Barna has this to say about church leaders who have a diminished view of Sunday school: “Many church leaders have helped perpetuate the myth for twenty or so years. The myth is that Sunday School is no longer effective evangelistically or as an assimilation tool. And those who believed the myth are suffering as a result.”4 Thom Rainer, another researcher, also states,

“Those who think something is inherently wrong with Sunday school should consider two things: First, many Sunday schools are quite effective. [Second], churches with ineffective Sunday schools violate the very principles that make Sunday school a viable organization: they dilute biblical teachings, fail to train effective teachers, replace systematic Bible teaching with other types of group activity, and relegate Sunday school to the status of one more church activity.”

Barna says, “No organization in America today provides more opportunities for ministry than Sunday school. The small-group movement is certainly to be lauded for its contributions to the kingdom. But, as … recently noted, the movement has been on a numerical decline for the past few years. [There is] a tendency toward weak teaching, lack of leadership and accountability, confusion of purpose, and inadequate child care as possible explanations for the downturn.”

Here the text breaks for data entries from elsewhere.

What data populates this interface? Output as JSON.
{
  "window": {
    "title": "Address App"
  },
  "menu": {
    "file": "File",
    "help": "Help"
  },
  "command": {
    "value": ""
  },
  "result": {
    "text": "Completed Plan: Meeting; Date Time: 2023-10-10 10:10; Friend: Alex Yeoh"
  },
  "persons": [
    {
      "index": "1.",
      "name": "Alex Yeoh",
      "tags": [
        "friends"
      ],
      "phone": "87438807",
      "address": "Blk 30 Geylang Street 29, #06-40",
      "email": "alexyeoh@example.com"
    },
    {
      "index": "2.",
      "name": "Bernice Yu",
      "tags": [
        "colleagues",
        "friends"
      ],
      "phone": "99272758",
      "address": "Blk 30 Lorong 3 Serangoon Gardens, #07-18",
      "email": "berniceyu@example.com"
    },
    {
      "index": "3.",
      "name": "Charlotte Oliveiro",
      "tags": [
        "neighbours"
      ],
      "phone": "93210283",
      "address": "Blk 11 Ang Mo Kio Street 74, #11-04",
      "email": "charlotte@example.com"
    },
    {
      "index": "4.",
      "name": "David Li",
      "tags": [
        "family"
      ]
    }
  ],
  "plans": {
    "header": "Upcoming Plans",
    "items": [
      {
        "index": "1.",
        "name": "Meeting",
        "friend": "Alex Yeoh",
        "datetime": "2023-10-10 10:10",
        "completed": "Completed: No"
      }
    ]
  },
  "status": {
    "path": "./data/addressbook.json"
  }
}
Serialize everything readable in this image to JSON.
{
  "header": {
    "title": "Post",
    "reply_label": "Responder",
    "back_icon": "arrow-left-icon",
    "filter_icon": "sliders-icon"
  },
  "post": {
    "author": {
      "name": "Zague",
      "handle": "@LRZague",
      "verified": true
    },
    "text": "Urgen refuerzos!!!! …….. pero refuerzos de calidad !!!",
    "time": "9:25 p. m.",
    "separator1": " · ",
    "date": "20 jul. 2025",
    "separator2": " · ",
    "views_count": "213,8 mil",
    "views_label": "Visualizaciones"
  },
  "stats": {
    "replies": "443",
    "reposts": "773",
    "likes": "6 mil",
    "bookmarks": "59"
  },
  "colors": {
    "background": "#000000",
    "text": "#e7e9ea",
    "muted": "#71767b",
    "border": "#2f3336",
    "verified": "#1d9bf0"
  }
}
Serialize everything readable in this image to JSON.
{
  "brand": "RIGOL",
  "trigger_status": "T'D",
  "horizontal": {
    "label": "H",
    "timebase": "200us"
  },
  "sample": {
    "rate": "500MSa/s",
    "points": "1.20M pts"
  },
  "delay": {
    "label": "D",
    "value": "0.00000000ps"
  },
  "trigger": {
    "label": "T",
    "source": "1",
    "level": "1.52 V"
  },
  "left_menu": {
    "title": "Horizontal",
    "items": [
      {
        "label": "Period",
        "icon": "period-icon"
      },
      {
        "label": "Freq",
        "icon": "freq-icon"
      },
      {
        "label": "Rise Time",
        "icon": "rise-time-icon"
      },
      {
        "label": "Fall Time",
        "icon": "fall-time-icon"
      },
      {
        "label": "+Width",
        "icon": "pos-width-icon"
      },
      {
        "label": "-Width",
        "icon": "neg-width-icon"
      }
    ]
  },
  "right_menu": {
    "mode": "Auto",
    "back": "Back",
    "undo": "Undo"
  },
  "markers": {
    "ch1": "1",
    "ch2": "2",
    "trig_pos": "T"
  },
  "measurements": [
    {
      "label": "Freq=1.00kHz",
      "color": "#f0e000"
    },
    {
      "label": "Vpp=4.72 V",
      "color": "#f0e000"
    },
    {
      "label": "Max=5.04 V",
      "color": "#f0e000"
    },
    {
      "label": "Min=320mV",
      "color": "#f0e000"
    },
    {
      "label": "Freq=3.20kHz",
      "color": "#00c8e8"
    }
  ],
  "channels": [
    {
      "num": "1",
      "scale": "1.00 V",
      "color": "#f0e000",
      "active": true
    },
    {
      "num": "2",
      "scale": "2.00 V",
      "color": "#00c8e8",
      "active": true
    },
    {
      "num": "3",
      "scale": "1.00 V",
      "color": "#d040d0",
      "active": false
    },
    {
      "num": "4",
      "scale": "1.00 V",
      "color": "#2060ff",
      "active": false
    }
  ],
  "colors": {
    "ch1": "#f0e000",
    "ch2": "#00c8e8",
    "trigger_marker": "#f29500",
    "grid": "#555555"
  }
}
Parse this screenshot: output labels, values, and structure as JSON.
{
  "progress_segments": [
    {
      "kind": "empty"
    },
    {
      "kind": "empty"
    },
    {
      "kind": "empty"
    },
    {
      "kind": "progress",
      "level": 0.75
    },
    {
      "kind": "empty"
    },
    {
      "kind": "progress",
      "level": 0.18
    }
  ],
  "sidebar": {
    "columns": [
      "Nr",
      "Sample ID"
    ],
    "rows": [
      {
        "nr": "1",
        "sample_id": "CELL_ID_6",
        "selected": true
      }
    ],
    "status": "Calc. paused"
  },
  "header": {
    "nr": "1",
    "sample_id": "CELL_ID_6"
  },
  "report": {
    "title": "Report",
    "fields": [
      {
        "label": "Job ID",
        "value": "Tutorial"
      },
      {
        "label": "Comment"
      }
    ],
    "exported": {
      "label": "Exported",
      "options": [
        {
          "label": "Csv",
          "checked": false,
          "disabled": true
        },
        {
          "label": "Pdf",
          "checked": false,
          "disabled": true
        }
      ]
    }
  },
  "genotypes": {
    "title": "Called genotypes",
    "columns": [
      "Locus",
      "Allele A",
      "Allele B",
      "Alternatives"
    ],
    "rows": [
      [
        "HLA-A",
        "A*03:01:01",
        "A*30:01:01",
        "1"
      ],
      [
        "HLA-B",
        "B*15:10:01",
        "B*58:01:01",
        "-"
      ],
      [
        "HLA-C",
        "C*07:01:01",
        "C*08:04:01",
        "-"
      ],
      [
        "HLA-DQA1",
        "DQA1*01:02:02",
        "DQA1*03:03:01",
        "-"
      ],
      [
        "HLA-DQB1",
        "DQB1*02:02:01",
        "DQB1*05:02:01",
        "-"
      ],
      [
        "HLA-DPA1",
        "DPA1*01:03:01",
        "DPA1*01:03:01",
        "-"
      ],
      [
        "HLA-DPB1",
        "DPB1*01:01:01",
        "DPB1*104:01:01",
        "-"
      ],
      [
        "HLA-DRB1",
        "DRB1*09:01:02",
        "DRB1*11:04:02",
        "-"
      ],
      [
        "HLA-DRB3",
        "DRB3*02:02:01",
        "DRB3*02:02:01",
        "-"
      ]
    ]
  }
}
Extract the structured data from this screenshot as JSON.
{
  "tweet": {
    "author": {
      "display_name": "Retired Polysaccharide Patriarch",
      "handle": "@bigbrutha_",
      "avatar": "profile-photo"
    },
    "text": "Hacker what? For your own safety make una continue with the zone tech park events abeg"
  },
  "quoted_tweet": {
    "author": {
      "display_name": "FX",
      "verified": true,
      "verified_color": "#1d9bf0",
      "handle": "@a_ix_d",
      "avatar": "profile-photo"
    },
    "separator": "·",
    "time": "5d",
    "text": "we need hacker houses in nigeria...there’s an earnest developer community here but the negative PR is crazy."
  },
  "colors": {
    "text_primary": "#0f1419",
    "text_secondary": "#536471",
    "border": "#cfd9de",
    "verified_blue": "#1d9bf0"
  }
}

Rainer quoting Barna says, “New Christians who immediately became active in Sunday school [are] five times more likely to remain in the church five years later (we did not include those who moved to another community or those who died in the „dropout? category).”7 Rainer goes on to say, “We ask church leaders that [have] utilized both Sunday school and cell groups why they ranked Sunday school higher.” Four reasons [are] given with frequency:

* Sunday school is easier to organize and administer.
* It more easily includes all age groups.
* It more readily protects doctrinal integrity with standardized curriculum.
* Having worship and Sunday school the same day has practical benefits.8

“The research is clear if not overwhelming. Sunday school is the most effective assimilating methodology in evangelistic churches today. It is a place where teaching, discipleship, ministry, fellowship, and evangelism can all take place. It is the place where relationships are formed and people become connected to the church.” “[Sunday school’s] history is almost as old as our nation itself. But more and more the research indicates that Sunday school is not only our past, it is our future as well. And we who are leaders in the church will ignore this reality to our church’s peril.”

This article “Today’s Sunday Schools” by Gary D. Erickson has been copyrighted and may only be used for research and study purposes only.

1 George Barna, “Sunday School is Changing in Under-the-radar but Significant Ways,” The Barna Update, July 11, 2005,, 1.
2 Ibid.
3 David Kinnaman quoted in ibid., 3.
4 Thom S. Rainer, High Expectations: The Remarkable Secret for Keeping People in Your Church, (Nashville, TN: B and H Publishing Group, 1999), 29, (Quoting Don Cox).
5 Thom Rainer, Effective Evangelistic Churches (Nashville: Broadman & Holman Publishers, 1996), 82.
6 George Barna, Virtual America: What Every Church Leader Needs to Know about Ministry in an Age of Spiritual and Technological Revolution (Ventura, CA: Regal, 1993), 52–55, quoted in Thom Rainer, Effective Evangelistic Churches, 39.
7 Thom Rainer, Effective Evangelistic Churches, 45.
8 Ibid., 45–47.
9 Ibid., 47.
10 Ibid., 47.